“As a matter of fact, our government talks but no action: they are very slow in taking decision.”

You cannot expect them to take fast and straight action,” says I Putu Sing Pati Rungu (I Putu Do not Care At All).

The government only started making teams, arranging meetings and do coordination two days after the big tsunami in Mentawai. Due to their unprofessional action, one of them team member was even left off by the boat which left for Mentawai.

Due to their slow actions, the suspected and jailed tax corruptor Gayus went to Bali for holiday.

“If we don’t take any immediate action, this will become a big problem.
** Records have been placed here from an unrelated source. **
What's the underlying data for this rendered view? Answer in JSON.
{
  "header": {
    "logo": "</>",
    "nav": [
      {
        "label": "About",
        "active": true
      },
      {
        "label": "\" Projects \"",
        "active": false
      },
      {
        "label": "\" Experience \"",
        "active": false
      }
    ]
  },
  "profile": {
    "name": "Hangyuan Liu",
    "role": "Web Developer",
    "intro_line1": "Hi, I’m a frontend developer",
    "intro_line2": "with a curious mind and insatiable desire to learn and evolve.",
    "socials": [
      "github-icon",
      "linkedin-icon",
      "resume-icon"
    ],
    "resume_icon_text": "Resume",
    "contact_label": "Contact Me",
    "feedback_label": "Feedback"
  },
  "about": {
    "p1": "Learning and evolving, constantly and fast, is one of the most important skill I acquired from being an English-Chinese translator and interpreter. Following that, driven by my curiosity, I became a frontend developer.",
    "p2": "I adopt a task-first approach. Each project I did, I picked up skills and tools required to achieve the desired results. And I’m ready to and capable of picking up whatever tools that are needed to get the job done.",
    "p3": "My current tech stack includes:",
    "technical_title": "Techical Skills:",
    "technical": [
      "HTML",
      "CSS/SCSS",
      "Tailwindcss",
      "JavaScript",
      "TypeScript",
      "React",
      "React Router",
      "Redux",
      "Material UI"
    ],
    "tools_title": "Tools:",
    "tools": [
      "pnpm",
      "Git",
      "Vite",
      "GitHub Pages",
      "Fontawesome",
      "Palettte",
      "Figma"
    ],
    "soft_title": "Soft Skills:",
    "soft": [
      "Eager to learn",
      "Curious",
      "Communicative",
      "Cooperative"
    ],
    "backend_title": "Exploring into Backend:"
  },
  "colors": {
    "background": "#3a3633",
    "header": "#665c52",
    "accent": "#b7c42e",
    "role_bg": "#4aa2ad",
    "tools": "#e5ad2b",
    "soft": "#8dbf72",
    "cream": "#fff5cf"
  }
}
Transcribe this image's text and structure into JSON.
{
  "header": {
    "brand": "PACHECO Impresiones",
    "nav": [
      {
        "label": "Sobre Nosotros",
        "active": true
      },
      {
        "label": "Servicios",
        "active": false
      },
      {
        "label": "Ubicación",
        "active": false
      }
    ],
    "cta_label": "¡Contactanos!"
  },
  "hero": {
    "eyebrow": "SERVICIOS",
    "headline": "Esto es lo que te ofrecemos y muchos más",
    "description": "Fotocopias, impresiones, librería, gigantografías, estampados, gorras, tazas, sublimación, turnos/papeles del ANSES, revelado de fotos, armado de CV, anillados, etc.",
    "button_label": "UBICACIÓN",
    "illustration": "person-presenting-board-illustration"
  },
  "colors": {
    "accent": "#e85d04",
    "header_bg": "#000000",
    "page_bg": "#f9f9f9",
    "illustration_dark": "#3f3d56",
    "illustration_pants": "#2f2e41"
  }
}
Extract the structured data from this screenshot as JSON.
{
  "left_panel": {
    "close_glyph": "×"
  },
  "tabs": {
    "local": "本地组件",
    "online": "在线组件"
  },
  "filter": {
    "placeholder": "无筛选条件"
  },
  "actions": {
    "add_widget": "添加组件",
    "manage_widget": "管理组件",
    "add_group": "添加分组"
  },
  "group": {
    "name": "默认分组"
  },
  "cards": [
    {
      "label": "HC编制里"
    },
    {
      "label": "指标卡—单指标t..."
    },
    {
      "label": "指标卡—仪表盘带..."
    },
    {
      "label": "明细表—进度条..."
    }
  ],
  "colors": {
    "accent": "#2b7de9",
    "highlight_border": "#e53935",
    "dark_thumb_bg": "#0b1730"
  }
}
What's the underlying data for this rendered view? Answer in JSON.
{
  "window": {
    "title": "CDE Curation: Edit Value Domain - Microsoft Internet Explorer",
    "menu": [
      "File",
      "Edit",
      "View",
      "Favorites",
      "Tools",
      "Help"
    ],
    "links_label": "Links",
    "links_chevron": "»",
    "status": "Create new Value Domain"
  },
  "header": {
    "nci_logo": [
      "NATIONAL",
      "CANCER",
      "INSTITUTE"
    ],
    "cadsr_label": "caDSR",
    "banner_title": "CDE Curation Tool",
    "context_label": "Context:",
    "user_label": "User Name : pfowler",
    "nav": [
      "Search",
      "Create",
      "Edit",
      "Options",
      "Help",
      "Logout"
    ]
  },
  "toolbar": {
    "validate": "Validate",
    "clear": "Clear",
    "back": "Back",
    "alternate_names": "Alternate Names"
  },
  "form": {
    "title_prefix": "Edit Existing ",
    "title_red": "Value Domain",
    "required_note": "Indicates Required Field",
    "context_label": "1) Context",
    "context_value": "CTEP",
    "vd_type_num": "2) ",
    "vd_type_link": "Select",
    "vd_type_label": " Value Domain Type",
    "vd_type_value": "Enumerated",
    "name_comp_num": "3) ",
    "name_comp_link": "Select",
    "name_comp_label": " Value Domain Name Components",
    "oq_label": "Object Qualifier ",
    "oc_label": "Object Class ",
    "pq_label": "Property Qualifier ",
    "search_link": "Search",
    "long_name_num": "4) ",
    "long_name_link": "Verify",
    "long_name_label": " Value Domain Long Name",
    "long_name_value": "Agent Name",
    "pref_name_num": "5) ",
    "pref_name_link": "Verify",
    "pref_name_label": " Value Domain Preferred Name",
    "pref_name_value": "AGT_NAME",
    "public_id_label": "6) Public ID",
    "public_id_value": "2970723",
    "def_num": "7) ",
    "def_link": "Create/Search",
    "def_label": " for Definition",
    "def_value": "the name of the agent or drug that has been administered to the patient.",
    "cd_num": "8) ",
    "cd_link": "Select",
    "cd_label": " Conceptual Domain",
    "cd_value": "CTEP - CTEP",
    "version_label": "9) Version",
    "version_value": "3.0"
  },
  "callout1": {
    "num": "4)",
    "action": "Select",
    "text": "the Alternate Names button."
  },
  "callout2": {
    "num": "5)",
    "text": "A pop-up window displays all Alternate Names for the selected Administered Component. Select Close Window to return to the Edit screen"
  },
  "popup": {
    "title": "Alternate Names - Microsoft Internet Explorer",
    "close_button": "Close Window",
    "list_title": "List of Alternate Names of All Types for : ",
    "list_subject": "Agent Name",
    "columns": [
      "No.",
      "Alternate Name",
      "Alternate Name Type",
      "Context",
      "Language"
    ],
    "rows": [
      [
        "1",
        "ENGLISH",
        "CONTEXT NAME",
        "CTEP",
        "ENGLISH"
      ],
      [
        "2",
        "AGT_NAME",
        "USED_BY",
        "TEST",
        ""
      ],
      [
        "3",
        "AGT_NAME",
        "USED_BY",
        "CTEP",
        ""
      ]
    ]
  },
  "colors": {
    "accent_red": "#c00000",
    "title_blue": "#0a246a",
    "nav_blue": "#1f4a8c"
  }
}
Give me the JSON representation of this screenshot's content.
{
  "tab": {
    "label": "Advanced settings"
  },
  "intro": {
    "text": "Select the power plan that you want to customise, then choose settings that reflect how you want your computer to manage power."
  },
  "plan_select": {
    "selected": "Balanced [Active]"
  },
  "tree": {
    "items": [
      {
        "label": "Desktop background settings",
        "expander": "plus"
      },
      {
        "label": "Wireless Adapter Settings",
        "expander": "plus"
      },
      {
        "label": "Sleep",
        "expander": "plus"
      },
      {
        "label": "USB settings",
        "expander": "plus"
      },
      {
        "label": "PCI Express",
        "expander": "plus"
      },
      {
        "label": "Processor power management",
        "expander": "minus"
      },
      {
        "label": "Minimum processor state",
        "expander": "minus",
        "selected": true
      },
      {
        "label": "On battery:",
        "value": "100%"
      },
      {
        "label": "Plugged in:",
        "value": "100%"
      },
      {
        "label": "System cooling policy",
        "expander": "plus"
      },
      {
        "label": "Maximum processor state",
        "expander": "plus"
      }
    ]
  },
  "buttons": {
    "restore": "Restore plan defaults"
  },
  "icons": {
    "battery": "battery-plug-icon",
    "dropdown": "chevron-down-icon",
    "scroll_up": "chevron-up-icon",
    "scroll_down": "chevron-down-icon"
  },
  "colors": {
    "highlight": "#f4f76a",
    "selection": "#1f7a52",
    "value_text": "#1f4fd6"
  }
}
The students will become radical people when they are grown up, or even terrorists,” adds I Made.

Everyone nods: they seem very excited as their hearts beat faster when they discuss about radicalism, terrorism, and they want to take immediate action.

Only I Putu gives no comment.

“I think all religions teach about violence and fight in the name of God or defend the truth through violence,” he says.

Hindu students are also taught about the heroism of Arjuna and Bima in battle, from the Bharatayudha and Ramayana. Both stories talk about heroism, about defending one’s own country, about killing enemies. The stories also tell how countless human, demons, monkey and other ground spirits are killed. What do you call that kind of violence? Isn’t that based on religious beliefs?

“I think each religion has its violent side: just as they compete against one another. One religion claims to be the oldest and greatest one, the other claims as the best one and one even claims as the most humanitarian one.”

“Even if you are not violent to other people whose religion is different from yours, but when you think that your religion is the best and others are worse, isn’t that violence too? Or radicalism?

Everyone nods.

“Radicalism or violence occurs when you think only yourself right and you have many followers. If we Hindus think our religion has been insulted, we might become radicals; or were we to become the biggest religion in Indonesia, there might be a possibility that we would oppress other religions,” says I Putu.

“Like now, even though we are still not in the majority at the moment, we still often oppress our own people. Some people even say that Balinese Hindu is a ‘wrong’ religion which needs to be reviewed and therefore should follow Indian’s Hindu.”

“Just let ‘radicalization’ become the Muslim’s business: You know there are more than 150 million Muslims in Indonesia, how many of them become terrorists do you think?

Why don’t we just ask ourselves if we have been good Hindus?”